**TASK PROMPT**
Restate each record word for word, omitting whatever pictures it holds.
*** GIVEN RECORDS Section Begins ***
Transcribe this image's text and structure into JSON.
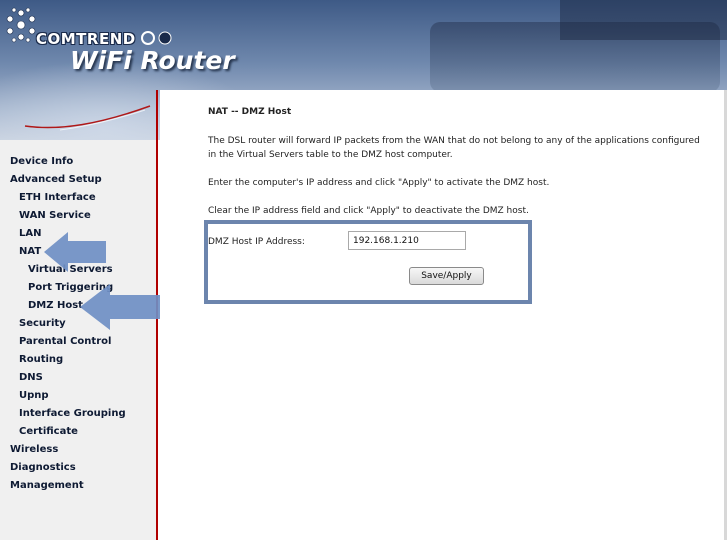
{
  "header": {
    "brand": "COMTREND",
    "product": "WiFi Router"
  },
  "sidebar": {
    "items": [
      {
        "label": "Device Info",
        "level": 0
      },
      {
        "label": "Advanced Setup",
        "level": 0
      },
      {
        "label": "ETH Interface",
        "level": 1
      },
      {
        "label": "WAN Service",
        "level": 1
      },
      {
        "label": "LAN",
        "level": 1
      },
      {
        "label": "NAT",
        "level": 1
      },
      {
        "label": "Virtual Servers",
        "level": 2
      },
      {
        "label": "Port Triggering",
        "level": 2
      },
      {
        "label": "DMZ Host",
        "level": 2
      },
      {
        "label": "Security",
        "level": 1
      },
      {
        "label": "Parental Control",
        "level": 1
      },
      {
        "label": "Routing",
        "level": 1
      },
      {
        "label": "DNS",
        "level": 1
      },
      {
        "label": "Upnp",
        "level": 1
      },
      {
        "label": "Interface Grouping",
        "level": 1
      },
      {
        "label": "Certificate",
        "level": 1
      },
      {
        "label": "Wireless",
        "level": 0
      },
      {
        "label": "Diagnostics",
        "level": 0
      },
      {
        "label": "Management",
        "level": 0
      }
    ]
  },
  "main": {
    "title": "NAT -- DMZ Host",
    "paragraphs": [
      "The DSL router will forward IP packets from the WAN that do not belong to any of the applications configured in the Virtual Servers table to the DMZ host computer.",
      "Enter the computer's IP address and click \"Apply\" to activate the DMZ host.",
      "Clear the IP address field and click \"Apply\" to deactivate the DMZ host."
    ],
    "ip_label": "DMZ Host IP Address:",
    "ip_value": "192.168.1.210",
    "save_label": "Save/Apply"
  },
  "colors": {
    "accent_arrow": "#6f8fc4",
    "highlight_border": "#6c85ad",
    "sidebar_divider": "#b00000"
  }
}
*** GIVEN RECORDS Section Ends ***
**RESPONSE AREA**
Transcribe this image's text and structure into JSON.
{
  "header": {
    "brand": "COMTREND",
    "product": "WiFi Router"
  },
  "sidebar": {
    "items": [
      {
        "label": "Device Info",
        "level": 0
      },
      {
        "label": "Advanced Setup",
        "level": 0
      },
      {
        "label": "ETH Interface",
        "level": 1
      },
      {
        "label": "WAN Service",
        "level": 1
      },
      {
        "label": "LAN",
        "level": 1
      },
      {
        "label": "NAT",
        "level": 1
      },
      {
        "label": "Virtual Servers",
        "level": 2
      },
      {
        "label": "Port Triggering",
        "level": 2
      },
      {
        "label": "DMZ Host",
        "level": 2
      },
      {
        "label": "Security",
        "level": 1
      },
      {
        "label": "Parental Control",
        "level": 1
      },
      {
        "label": "Routing",
        "level": 1
      },
      {
        "label": "DNS",
        "level": 1
      },
      {
        "label": "Upnp",
        "level": 1
      },
      {
        "label": "Interface Grouping",
        "level": 1
      },
      {
        "label": "Certificate",
        "level": 1
      },
      {
        "label": "Wireless",
        "level": 0
      },
      {
        "label": "Diagnostics",
        "level": 0
      },
      {
        "label": "Management",
        "level": 0
      }
    ]
  },
  "main": {
    "title": "NAT -- DMZ Host",
    "paragraphs": [
      "The DSL router will forward IP packets from the WAN that do not belong to any of the applications configured in the Virtual Servers table to the DMZ host computer.",
      "Enter the computer's IP address and click \"Apply\" to activate the DMZ host.",
      "Clear the IP address field and click \"Apply\" to deactivate the DMZ host."
    ],
    "ip_label": "DMZ Host IP Address:",
    "ip_value": "192.168.1.210",
    "save_label": "Save/Apply"
  },
  "colors": {
    "accent_arrow": "#6f8fc4",
    "highlight_border": "#6c85ad",
    "sidebar_divider": "#b00000"
  }
}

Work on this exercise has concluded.